House Budget Committee Chairman Paul D. Ryan of Wisconsin, the former GOP vice presidential nominee and the party's most influential budget guru, resumed his effort to revamp Medicare and other social safety net programs, bolster the Pentagon and dramatically lower tax rates to no more than 25% for individuals and corporations.
The blueprint will reignite a debate over the proper size and scope of government, which Republican leaders are eager to have, but which Democrats insist was resolved when voters returned Obama to the White House in November over Mitt Romney and Ryan.
Democrats are preparing to introduce a counterproposal this week as Obama resumes his charm offensive on Capitol Hill in search of a "common sense" caucus of lawmakers willing to set aside partisan ideology to tackle the nation's budget problems. Over the next three days, Obama plans to meet separately with Democrats and Republicans in the House and Senate.
The president has yet to produce his own formal proposal beyond his deficit-reduction blueprint. Democrats are likely to propose tax hikes on corporations and the wealthy, with little expectation of balancing revenues and spending by a specific date, as Republicans propose.
Ryan gave a nod to the conversation ahead. "This budget provides an exit ramp from the current mess — and an entry ramp to a better future," he wrote in the document.
"We understand that not everyone shares our view. Last year, the American people chose divided government. So this year, we have to make it work."
Bringing the budget into balance by 2024 was a promise GOP leaders made to the House's rebellious conservative majority, many of them tea party adherents elected with pledges to cut spending to reduce the nation's mounting debt.
Ryan's once seemingly impossible task was made easier this year with the improved budget outlook, thanks mainly to the New Year’s tax deal, which will bring in $650 billion in revenue over the decade through higher tax rates on the wealthy, and the $1.2-trillion "sequester" cuts that are beginning to course through the federal government.
The nonpartisan Congressional Budget Office projected earlier this year that the annual federal deficit would dip below $1 trillion for the first time since Obama took office. The red ink flowed during a decade of war and the Great Recession that followed as tax revenues plummeted and spending increased to shore up the economy – piling on debt that helped stir the tea party movement.

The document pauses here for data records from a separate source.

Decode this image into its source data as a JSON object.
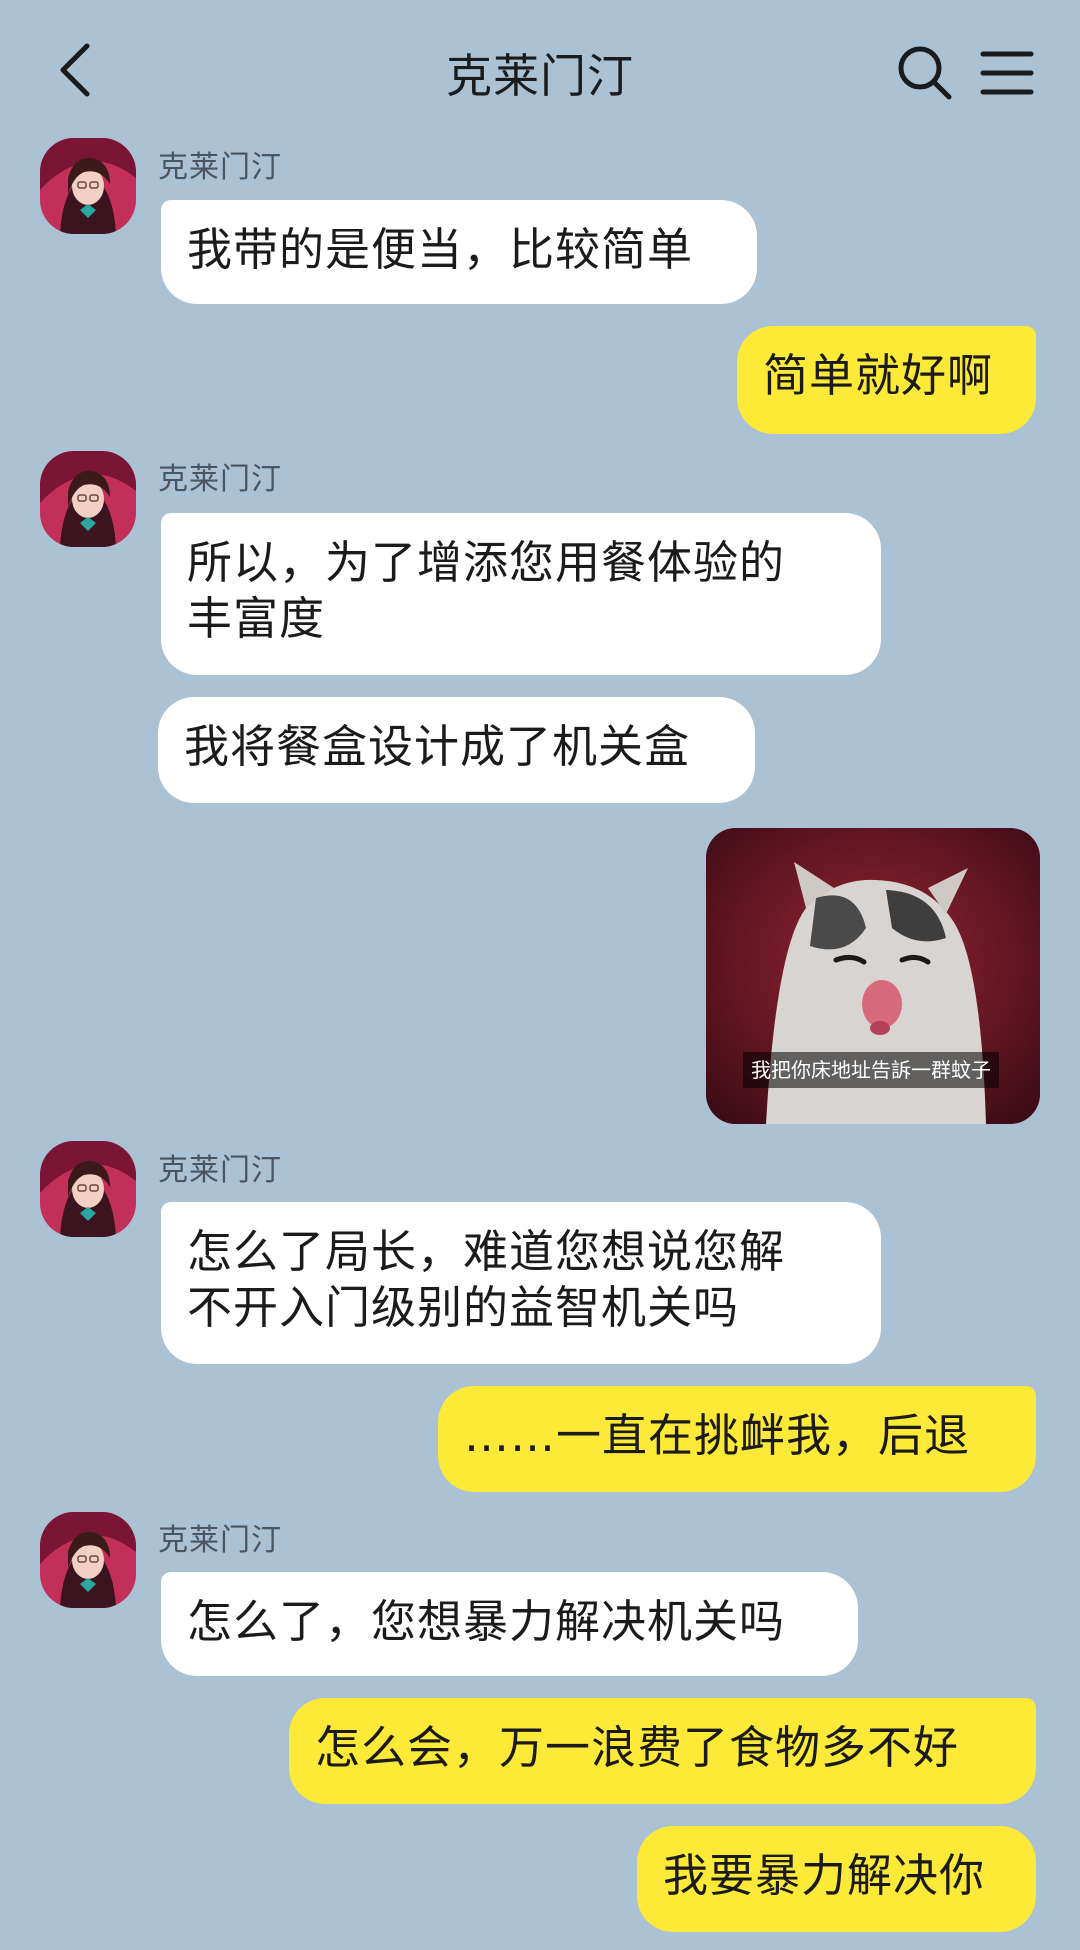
{
  "header": {
    "title": "克莱门汀",
    "back_icon": "chevron-left-icon",
    "search_icon": "search-icon",
    "menu_icon": "menu-icon"
  },
  "colors": {
    "background": "#abc1d4",
    "incoming_bubble": "#ffffff",
    "outgoing_bubble": "#fde937"
  },
  "messages": [
    {
      "from": "克莱门汀",
      "text": "我带的是便当，比较简单"
    },
    {
      "from": "me",
      "text": "简单就好啊"
    },
    {
      "from": "克莱门汀",
      "text": "所以，为了增添您用餐体验的\n丰富度"
    },
    {
      "from": "克莱门汀",
      "text": "我将餐盒设计成了机关盒"
    },
    {
      "from": "me",
      "type": "image",
      "caption": "我把你床地址告訴一群蚊子"
    },
    {
      "from": "克莱门汀",
      "text": "怎么了局长，难道您想说您解\n不开入门级别的益智机关吗"
    },
    {
      "from": "me",
      "text": "……一直在挑衅我，后退"
    },
    {
      "from": "克莱门汀",
      "text": "怎么了，您想暴力解决机关吗"
    },
    {
      "from": "me",
      "text": "怎么会，万一浪费了食物多不好"
    },
    {
      "from": "me",
      "text": "我要暴力解决你"
    }
  ]
}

Ryan's latest budget is not much different from his efforts over the past two years and even shares the same title: "Path to Prosperity."
The blueprint would do away with the nation's new healthcare law and turn Medicare into a voucher program for future seniors – those born in 1959 or later who become eligible for the senior health program at age 65.

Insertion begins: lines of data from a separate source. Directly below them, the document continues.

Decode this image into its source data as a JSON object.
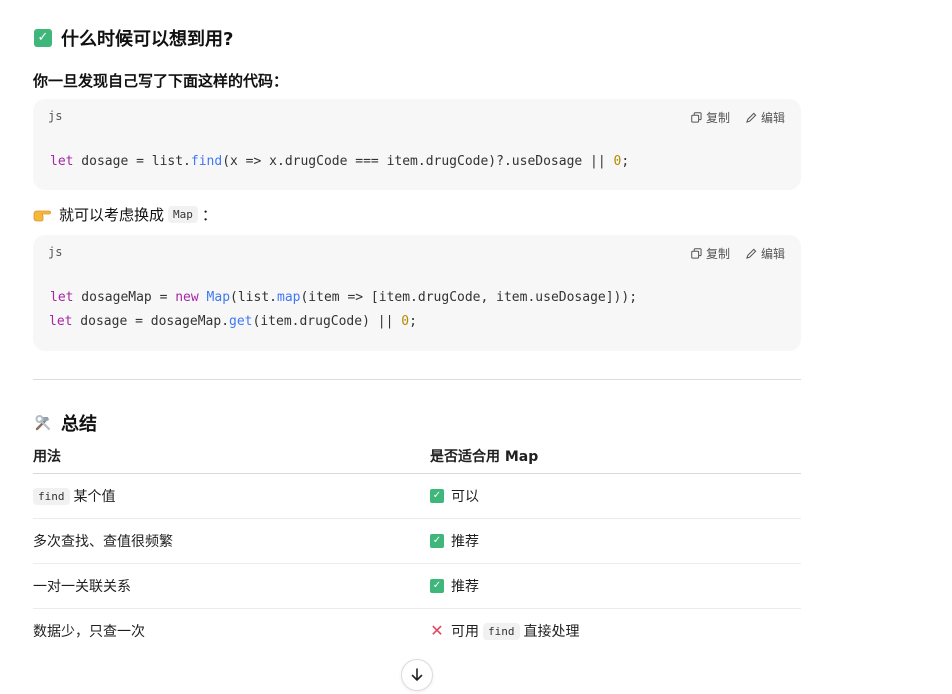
{
  "section1": {
    "title": "什么时候可以想到用?"
  },
  "intro_text": "你一旦发现自己写了下面这样的代码：",
  "code1": {
    "lang": "js",
    "copy_label": "复制",
    "edit_label": "编辑",
    "line1": {
      "kw_let": "let",
      "t1": " dosage = list.",
      "fn_find": "find",
      "t2": "(x => x.drugCode === item.drugCode)?.useDosage || ",
      "num_0": "0",
      "t3": ";"
    }
  },
  "hint": {
    "prefix": "就可以考虑换成",
    "code": "Map",
    "suffix": "："
  },
  "code2": {
    "lang": "js",
    "copy_label": "复制",
    "edit_label": "编辑",
    "line1": {
      "kw_let": "let",
      "t1": " dosageMap = ",
      "kw_new": "new",
      "t2": " ",
      "fn_Map": "Map",
      "t3": "(list.",
      "fn_map": "map",
      "t4": "(item => [item.drugCode, item.useDosage]));"
    },
    "line2": {
      "kw_let": "let",
      "t1": " dosage = dosageMap.",
      "fn_get": "get",
      "t2": "(item.drugCode) || ",
      "num_0": "0",
      "t3": ";"
    }
  },
  "section2": {
    "title": "总结"
  },
  "table": {
    "headers": [
      "用法",
      "是否适合用 Map"
    ],
    "rows": [
      {
        "c1_code": "find",
        "c1_text": "某个值",
        "c2_icon": "check",
        "c2_text": "可以"
      },
      {
        "c1_text": "多次查找、查值很频繁",
        "c2_icon": "check",
        "c2_text": "推荐"
      },
      {
        "c1_text": "一对一关联关系",
        "c2_icon": "check",
        "c2_text": "推荐"
      },
      {
        "c1_text": "数据少，只查一次",
        "c2_icon": "cross",
        "c2_text_pre": "可用",
        "c2_code": "find",
        "c2_text_post": "直接处理"
      }
    ]
  },
  "colors": {
    "check": "#3fb77a",
    "cross": "#e2445c",
    "keyword": "#a626a4",
    "function": "#4078f2",
    "number": "#b58900"
  }
}
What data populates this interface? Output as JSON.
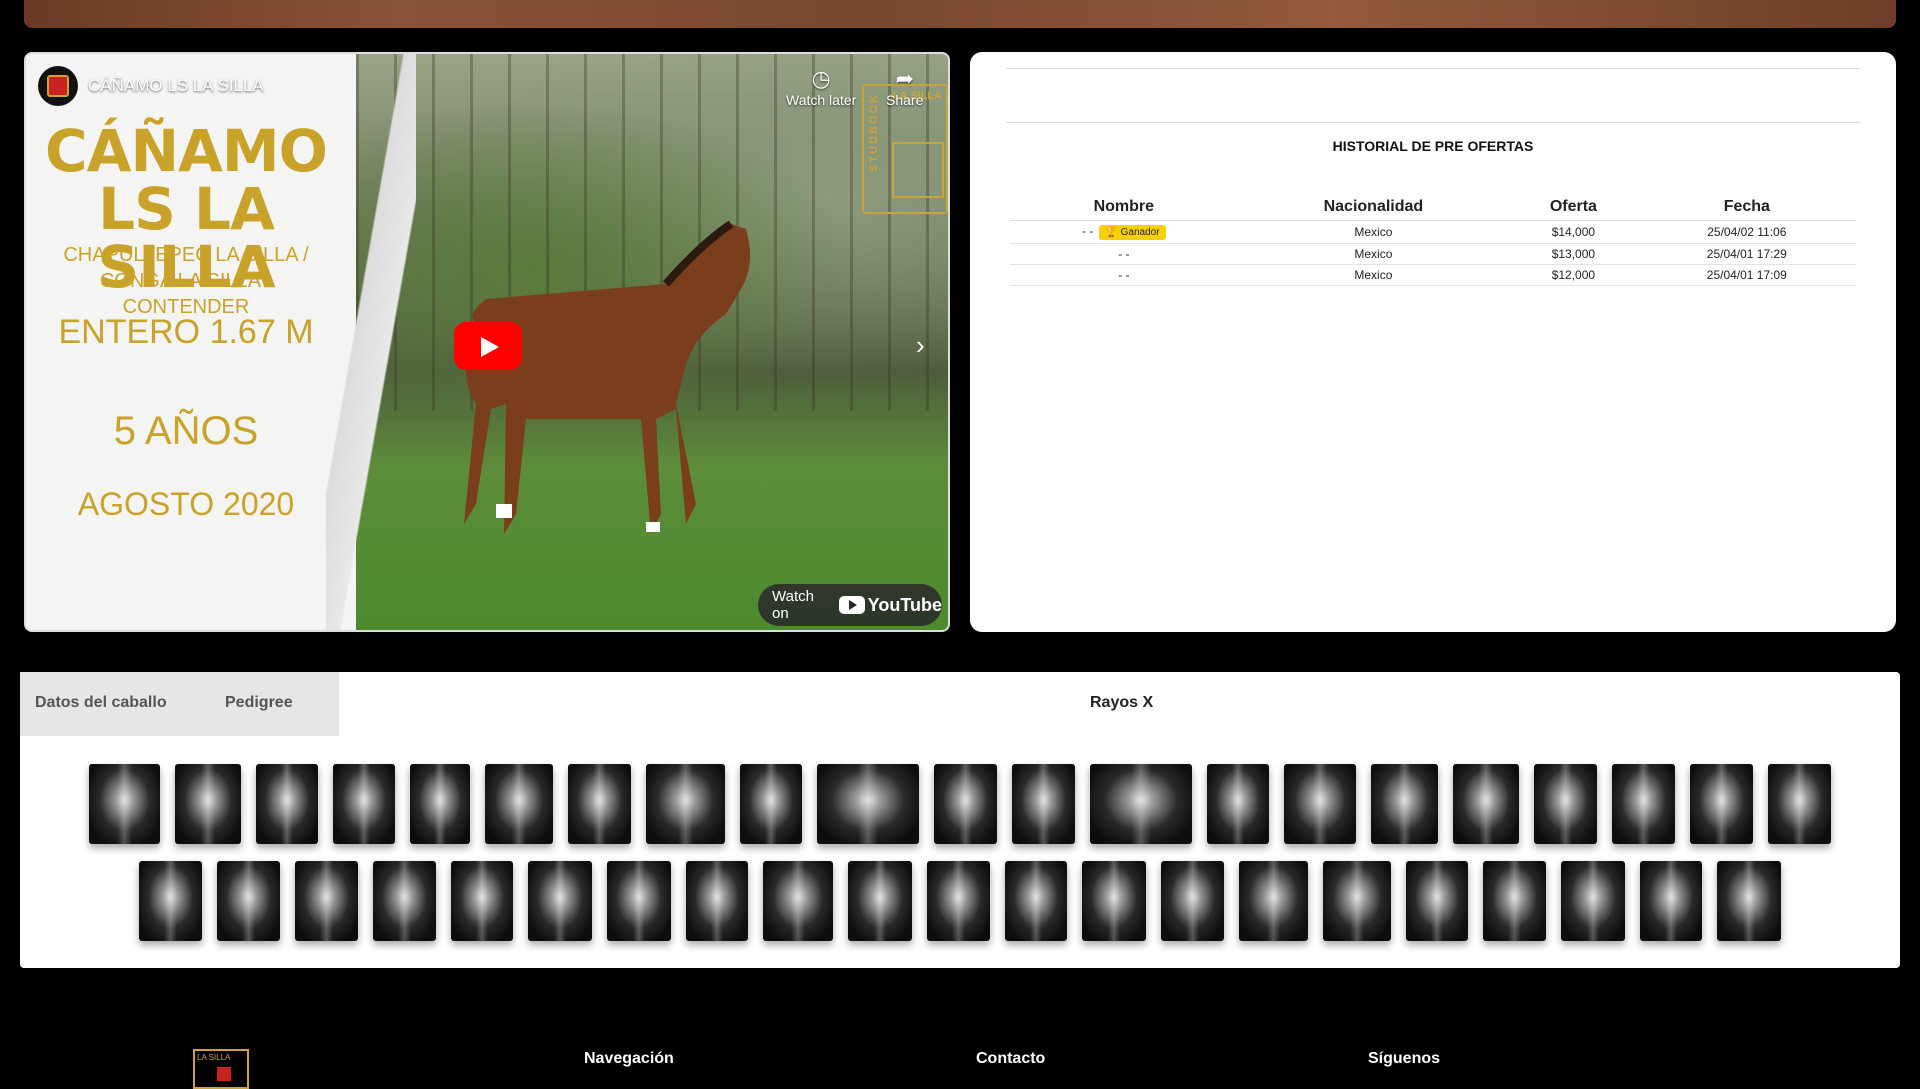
{
  "video": {
    "channel_title": "CÁÑAMO LS LA SILLA",
    "watch_later": "Watch later",
    "share": "Share",
    "watch_on": "Watch on",
    "youtube": "YouTube",
    "overlay": {
      "name": "CÁÑAMO LS LA SILLA",
      "parents": "CHAPULTEPEC LA SILLA / CONGA LA SILLA - CONTENDER",
      "sex_height": "ENTERO 1.67 M",
      "age": "5 AÑOS",
      "date": "AGOSTO 2020"
    },
    "logo_vertical": "STUDBOOK",
    "logo_horizontal": "LA SILLA"
  },
  "offers": {
    "title": "HISTORIAL DE PRE OFERTAS",
    "columns": [
      "Nombre",
      "Nacionalidad",
      "Oferta",
      "Fecha"
    ],
    "rows": [
      {
        "name": "- -",
        "badge": "Ganador",
        "nationality": "Mexico",
        "offer": "$14,000",
        "date": "25/04/02 11:06"
      },
      {
        "name": "- -",
        "badge": "",
        "nationality": "Mexico",
        "offer": "$13,000",
        "date": "25/04/01 17:29"
      },
      {
        "name": "- -",
        "badge": "",
        "nationality": "Mexico",
        "offer": "$12,000",
        "date": "25/04/01 17:09"
      }
    ]
  },
  "tabs": {
    "datos": "Datos del caballo",
    "pedigree": "Pedigree",
    "rayos": "Rayos X"
  },
  "footer": {
    "nav": "Navegación",
    "contact": "Contacto",
    "follow": "Síguenos",
    "logo_text": "LA SILLA"
  }
}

Ryan had considered starting the Medicare changes sooner, for those now 56, but backed off amid what was certain to be a political battle; Republicans had campaigned on a promise not to change the program for those 55 and older.
The Medicaid health program for the poor, disabled and seniors in nursing homes would be substantially reduced under Ryan's proposal to shift operations to the states.
Welfare also would be cut as part of a broader overhaul of poverty programs, including food stamps.
Spending cuts from the sequester would continue, but defense accounts would be largely spared.
Total spending, expected to grow by 5% in coming years, would grow by 3.4% under his plan.
"Hardly draconian," Ryan wrote.
On the tax side of the ledger, Ryan, a student of supply-side economics, hews to the belief that cutting taxes will spur economic growth.
Top tax rates, 39.6% after the New Year's tax deal, would drop to 25%. The code would be simplified with just one other bracket, at 10%. Corporate tax rates would similarly be decreased to 25%.